The River, Springsteen
Parts one and two of my discussion of class bias in law school hiring addressed the different perspective that economically disadvantaged people (e.d.p.'s) bring to the job and the ways more of this perspective would improve the service, teaching and research of the institution. This last installment is about finding those people. In a sense Jim Chen has made all of this easier. I am tempted simply to say: do everything he outlined in his latest piece, but first screen out all candidates who attended private schools or high-tuition state schools.
There is also another short cut way to describe it. Most law professors know how to find good e.d.p.'s – all it takes is acting counter-intuitively. It’s along the lines of "if it tastes good or feels good, it is probably not good for your health." In hiring, if you feel comfortable with and connected to the candidate, it’s probably bad for the School. That is what it is about, right? The School? Or is it about hanging out with similarly privileged buds?
There is some profiling to be done here, but it is okay here since the only groups affected are those who are economically advantaged or disadvantaged. I concede that screening out all private school and high tuition schools can mean losing some good candidates but, if you take a look at the numbers published in the latest issue of the Economist (September 23, 2006, p. 38), you are mainly passing up on beneficiaries of affirmative action for the privileged.
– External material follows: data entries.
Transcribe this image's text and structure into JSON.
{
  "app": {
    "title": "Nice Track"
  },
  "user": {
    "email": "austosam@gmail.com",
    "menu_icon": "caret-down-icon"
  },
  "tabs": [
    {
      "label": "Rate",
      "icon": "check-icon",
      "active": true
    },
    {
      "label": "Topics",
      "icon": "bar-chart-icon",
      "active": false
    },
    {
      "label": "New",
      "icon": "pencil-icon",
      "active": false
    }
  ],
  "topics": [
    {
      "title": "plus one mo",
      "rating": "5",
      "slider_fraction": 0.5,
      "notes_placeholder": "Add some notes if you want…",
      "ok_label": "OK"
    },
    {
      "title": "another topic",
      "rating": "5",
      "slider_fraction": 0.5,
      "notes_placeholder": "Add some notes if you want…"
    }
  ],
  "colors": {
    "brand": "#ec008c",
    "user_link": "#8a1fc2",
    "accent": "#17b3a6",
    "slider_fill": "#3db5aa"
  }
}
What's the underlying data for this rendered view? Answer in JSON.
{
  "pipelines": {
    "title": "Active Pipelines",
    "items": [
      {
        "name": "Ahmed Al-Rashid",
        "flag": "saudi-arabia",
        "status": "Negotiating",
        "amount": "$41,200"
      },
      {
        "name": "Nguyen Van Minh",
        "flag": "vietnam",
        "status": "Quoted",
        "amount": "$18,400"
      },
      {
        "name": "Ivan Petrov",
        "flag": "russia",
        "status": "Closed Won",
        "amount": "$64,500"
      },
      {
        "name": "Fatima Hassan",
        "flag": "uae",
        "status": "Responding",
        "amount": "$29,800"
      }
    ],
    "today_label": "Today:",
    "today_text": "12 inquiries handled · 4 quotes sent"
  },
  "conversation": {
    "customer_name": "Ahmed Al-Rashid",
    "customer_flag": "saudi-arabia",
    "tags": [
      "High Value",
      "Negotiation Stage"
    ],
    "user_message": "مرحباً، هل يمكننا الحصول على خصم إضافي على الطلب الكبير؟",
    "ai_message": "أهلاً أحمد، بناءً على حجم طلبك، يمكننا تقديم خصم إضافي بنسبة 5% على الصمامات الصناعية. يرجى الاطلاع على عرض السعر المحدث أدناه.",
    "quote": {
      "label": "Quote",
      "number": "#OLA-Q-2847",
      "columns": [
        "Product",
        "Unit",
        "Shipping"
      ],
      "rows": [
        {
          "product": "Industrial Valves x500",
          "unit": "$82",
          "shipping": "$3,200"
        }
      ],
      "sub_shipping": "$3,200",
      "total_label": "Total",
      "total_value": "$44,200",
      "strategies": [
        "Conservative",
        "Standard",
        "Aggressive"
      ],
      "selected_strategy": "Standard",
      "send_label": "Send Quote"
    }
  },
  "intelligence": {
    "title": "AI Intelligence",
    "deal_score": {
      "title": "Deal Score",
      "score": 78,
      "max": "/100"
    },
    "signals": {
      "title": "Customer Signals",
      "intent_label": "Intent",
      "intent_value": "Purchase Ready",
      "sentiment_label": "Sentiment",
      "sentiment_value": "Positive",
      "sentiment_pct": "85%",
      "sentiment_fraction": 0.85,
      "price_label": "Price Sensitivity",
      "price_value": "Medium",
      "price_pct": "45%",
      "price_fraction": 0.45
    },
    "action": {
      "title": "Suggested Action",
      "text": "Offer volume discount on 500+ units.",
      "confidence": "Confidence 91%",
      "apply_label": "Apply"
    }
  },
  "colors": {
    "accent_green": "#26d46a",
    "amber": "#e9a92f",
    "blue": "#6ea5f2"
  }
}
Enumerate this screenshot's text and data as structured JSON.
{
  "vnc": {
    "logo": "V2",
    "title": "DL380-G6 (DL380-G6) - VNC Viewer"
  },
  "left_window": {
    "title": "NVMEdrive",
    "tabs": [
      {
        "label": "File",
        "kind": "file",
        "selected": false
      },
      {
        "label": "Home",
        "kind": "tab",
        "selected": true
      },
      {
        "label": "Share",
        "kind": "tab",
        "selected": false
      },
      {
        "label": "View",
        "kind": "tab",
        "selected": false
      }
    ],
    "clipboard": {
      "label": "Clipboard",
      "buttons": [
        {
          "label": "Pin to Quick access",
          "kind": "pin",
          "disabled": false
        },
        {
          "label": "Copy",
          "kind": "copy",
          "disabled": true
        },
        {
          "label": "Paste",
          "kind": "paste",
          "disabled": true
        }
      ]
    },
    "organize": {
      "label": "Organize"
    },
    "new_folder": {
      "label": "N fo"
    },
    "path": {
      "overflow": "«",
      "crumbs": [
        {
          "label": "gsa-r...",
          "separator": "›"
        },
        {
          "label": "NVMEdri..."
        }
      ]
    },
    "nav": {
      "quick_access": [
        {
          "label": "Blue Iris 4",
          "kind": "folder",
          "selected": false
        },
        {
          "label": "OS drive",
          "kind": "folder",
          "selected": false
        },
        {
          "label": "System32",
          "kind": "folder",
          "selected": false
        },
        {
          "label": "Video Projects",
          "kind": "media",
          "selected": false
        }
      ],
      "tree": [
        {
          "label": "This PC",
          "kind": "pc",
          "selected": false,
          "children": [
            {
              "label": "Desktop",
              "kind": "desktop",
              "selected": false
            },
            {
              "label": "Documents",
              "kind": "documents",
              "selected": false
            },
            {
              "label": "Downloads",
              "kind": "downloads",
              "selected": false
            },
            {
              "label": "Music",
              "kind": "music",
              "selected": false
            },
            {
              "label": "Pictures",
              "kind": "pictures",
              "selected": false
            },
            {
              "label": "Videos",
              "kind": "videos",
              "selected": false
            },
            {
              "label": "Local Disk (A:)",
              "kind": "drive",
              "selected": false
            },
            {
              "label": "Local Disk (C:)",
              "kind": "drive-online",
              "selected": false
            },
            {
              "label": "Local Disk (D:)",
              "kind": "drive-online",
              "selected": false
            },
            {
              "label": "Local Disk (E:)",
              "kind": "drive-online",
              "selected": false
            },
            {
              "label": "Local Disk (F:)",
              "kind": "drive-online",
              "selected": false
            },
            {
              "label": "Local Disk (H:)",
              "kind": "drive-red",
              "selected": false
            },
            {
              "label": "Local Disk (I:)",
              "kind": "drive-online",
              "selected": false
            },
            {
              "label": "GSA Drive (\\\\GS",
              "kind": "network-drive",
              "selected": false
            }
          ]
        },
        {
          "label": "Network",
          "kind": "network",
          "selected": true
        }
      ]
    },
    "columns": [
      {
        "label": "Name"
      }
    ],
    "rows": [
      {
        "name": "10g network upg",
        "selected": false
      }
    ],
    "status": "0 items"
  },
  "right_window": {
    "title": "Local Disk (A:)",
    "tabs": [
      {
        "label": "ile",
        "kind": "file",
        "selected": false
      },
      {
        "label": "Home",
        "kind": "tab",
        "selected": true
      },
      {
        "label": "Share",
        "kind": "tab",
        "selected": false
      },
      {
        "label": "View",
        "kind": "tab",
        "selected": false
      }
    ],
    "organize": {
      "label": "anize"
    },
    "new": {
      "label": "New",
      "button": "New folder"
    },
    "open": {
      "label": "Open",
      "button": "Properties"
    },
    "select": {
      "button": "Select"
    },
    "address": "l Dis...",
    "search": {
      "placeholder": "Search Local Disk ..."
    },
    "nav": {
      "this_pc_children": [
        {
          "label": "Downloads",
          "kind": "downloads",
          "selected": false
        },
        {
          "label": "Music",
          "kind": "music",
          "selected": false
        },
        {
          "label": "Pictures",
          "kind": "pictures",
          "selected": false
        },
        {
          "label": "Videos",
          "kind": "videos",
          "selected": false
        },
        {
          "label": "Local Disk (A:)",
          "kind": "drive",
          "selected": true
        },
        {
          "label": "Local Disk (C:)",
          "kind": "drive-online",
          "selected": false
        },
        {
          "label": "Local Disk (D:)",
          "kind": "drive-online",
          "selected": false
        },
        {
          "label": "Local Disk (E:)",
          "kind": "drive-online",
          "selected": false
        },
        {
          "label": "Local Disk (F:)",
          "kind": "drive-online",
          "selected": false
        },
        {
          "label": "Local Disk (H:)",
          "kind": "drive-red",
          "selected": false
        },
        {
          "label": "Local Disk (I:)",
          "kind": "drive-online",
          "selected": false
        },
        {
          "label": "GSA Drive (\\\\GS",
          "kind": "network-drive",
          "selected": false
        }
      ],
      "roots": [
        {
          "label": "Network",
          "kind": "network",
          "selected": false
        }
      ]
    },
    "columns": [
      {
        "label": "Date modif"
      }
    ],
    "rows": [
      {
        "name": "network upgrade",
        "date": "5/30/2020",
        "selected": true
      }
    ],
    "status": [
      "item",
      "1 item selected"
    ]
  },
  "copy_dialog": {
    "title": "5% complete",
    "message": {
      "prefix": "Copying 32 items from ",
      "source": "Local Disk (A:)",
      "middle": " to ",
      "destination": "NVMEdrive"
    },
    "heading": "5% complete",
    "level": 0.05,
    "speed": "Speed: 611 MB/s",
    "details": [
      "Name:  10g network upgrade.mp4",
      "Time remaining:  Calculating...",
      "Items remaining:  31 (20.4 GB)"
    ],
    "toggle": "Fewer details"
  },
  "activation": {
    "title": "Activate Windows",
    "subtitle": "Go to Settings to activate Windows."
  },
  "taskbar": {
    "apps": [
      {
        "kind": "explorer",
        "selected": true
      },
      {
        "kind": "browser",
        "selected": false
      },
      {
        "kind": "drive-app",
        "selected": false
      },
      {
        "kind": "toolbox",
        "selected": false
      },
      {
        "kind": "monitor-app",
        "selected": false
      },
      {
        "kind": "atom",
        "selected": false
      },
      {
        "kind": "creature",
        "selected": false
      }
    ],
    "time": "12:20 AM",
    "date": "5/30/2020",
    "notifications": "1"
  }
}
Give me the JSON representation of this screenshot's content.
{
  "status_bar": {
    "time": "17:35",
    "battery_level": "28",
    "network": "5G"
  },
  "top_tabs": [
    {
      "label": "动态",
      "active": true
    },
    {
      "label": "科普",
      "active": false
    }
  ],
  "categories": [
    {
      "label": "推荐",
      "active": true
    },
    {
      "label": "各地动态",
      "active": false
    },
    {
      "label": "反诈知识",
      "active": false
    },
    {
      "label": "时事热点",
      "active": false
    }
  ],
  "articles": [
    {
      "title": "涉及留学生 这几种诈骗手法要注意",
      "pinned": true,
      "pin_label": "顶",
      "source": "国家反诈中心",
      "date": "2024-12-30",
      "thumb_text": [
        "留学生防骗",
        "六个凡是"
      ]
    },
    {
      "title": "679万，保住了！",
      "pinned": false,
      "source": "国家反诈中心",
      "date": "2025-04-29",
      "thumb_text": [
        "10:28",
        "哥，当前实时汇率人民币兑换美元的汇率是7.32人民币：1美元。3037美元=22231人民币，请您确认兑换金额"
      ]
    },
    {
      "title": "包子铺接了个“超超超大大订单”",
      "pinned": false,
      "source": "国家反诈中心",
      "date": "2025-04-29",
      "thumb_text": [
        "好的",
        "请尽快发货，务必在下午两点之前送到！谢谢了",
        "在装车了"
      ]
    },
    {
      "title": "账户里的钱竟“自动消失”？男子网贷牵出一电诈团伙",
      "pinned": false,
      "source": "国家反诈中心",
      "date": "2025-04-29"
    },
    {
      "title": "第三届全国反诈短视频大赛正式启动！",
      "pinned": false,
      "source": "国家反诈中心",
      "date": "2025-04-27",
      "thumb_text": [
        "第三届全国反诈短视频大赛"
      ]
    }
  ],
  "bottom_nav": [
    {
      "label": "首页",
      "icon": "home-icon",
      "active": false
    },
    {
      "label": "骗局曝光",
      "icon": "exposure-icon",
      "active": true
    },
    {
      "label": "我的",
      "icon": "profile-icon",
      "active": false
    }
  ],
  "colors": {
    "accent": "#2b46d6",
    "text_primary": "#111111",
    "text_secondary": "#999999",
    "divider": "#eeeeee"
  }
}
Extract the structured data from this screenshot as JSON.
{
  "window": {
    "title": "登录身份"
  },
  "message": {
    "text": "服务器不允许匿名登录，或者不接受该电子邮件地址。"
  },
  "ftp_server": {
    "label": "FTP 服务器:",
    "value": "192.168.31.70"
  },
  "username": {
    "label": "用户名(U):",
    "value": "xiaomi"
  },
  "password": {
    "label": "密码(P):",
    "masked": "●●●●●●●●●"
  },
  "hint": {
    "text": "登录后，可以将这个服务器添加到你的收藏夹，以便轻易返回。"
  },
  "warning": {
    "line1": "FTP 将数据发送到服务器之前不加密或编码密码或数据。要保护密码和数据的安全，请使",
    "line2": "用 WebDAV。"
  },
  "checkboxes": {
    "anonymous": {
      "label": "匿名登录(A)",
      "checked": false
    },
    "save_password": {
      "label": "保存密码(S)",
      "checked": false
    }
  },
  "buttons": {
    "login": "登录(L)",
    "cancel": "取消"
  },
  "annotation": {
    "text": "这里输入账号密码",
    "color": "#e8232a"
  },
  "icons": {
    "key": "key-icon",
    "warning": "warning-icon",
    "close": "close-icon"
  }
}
Moreover, what we know is that the only things positively correlated with expensive credentials is the probability of landing a law school teaching job and the level at which one’s articles are placed. There appears to be no correlation between expensive credentials and the ability to carry on an interesting conversation about art, music, history or not to be hopelessly boring.
So narrow the universe to candidates who excelled at inexpensive (some State) law schools. Then narrow your scope to the top ten – not top 10% -- in the class. Now it gets tougher because some e.d.p.'s will try pass for privileged (pfp). With hard work you can “out” most of them. You want to eliminate anyone who traveled widely in the summer, spent any semesters abroad, and did not work at some menial job for, at least, some summers. The keepers are ones with crooked teeth and pock marks. For a woman, look for a skirt that is a bit too short, heels too high, or too much make up. (For men the make up is OK only on Elvis impersonators -- in fact, maybe a per se hire.) Gold jewelry on a man or a woman is a good sign. Any inkling of a mullet is a definite yes for a man as is a jacket with a double vented back or a tie that is too wide or too narrow.
You have narrowed the universe to e.d.p.'s. Some of those who have figured out how to pfp will also be eliminated. Not a big loss because they may also pfp in their service, teaching, and research.
Now proceed to the Chen questions and you’ve got it.
Finally, a word on race. Race is not per se indicative of economic disadvantage. That’s not to say there are not arguments for considering race for other reasons but in recent years, at least in my hiring experience, there is a tendency for law faculty to feel most comfortable with minorities from private or high priced schools who have professional level parents. These folks are indistinguishable from whites in terms of their sense of entitlement. Thus, even with minorities it is important to look beyond the surface.